TOKYO, Oct 12 (Businesshala) – The COVID-19 pandemic is threatening to halt Japan’s fragile economic recovery by making rising commodities even more expensive, with the yen falling to its lowest level in nearly three years.
The Japanese currency fell to 113.495 per US dollar on Tuesday, a level not seen since December 2018, after its sharpest fall in five months and four consecutive weeks of declines on Monday.
Over the past month, the yen has weakened against each of its G10 counterparts, partly driven by an oil rally, as the yen moves out of the country to buy increasingly expensive crude.
In fact, for the first time in three years, Brent crude reached a peak of $ 85 per barrel on Monday.
Japan buys almost all the oil it needs abroad.

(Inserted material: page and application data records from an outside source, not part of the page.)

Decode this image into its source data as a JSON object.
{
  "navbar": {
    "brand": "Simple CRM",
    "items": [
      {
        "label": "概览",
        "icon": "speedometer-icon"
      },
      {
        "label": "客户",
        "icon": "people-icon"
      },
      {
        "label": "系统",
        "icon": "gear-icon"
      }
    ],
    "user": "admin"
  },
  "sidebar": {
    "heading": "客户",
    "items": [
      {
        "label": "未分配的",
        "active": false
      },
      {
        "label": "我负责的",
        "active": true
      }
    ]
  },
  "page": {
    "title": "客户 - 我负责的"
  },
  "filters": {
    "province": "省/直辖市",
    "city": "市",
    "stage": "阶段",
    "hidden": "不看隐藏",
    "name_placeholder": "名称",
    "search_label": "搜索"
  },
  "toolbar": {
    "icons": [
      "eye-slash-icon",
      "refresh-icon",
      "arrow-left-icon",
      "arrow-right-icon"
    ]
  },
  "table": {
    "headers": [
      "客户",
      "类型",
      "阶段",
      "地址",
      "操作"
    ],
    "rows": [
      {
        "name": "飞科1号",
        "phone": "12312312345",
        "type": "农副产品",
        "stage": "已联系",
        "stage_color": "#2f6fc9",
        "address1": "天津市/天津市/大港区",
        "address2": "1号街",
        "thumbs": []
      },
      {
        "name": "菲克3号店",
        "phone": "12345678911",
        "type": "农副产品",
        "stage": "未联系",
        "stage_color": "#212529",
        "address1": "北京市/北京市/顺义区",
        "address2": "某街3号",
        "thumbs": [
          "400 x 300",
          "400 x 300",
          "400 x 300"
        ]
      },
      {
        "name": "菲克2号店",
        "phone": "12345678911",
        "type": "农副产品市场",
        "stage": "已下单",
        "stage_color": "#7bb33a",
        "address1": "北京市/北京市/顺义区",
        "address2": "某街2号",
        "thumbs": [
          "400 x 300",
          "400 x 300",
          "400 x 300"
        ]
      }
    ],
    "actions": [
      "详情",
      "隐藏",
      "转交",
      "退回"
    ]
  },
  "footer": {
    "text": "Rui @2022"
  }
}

A weaker yen makes those imports more expensive, reducing company profits as companies try to absorb higher costs instead of raising prices for homes, struggling with weak wage growth over a long period of time. have been.
“A weaker yen in oil when a rally in oil is gaining momentum will help national income flow overseas,” said Daisuke Karakama, chief market economist at Mizuho Bank in Tokyo.
“Given Japan’s limited domestic production facilities, the benefits of exports will be limited, so for the economy, you can call this a ‘bad’ yen weakness.”
Stock investors are already taking a serious view of the yen’s sharp fall.
Japan’s Nikkei stock average fell 0.94% on Tuesday, while the broader topex slipped 0.70%, with importers’ stocks being particularly hard hit.
Electric and gas companies – the big energy importers – fell the most in the Topix sub-sectors, losing 2.2%, followed by airlines and retailers.
Automakers, the traditional beneficiaries of currency weakness, gained only 0.5%.
A combination of higher oil prices and a weaker currency pushed wholesale inflation to its highest level in 13 years last month, Bank of Japan data showed on Tuesday, resulting in a painful squeeze on profit margins.
Tohru Sasaki, Tokyo-based head of Japan market research at JPMorgan, said, “Japanese consumers are very price sensitive – if they see that the price of something has gone up, they don’t buy it – so companies absorb higher costs.” Huh.” Joe predicts that the yen will be at 114 per dollar by the middle of 2022.
“The question is how much more they can absorb,” he said. “It’s already painful.”
This does not mean that consumers are completely insulated. Prices are climbing at gas pumps, and staples from coffee to beef are rising for the first time in years.
Osamu Takashima, head of G10 FX strategy at Citigroup Global Markets Japan, sees the possibility of the yen falling to 114.50 per dollar in the near term. But instead of causing harm, he said it would fuel much-needed inflation in a country that has been battling falling prices for decades.
“Any inflation is ultimately good for the economy,” Takashima said.
“Of course, high oil prices are negative for the economy of Japan and for every economy globally, but I don’t think the current levels pose a serious threat.” (Reporting by Kevin Buckland; Editing by Ana Nicolasi da Costa)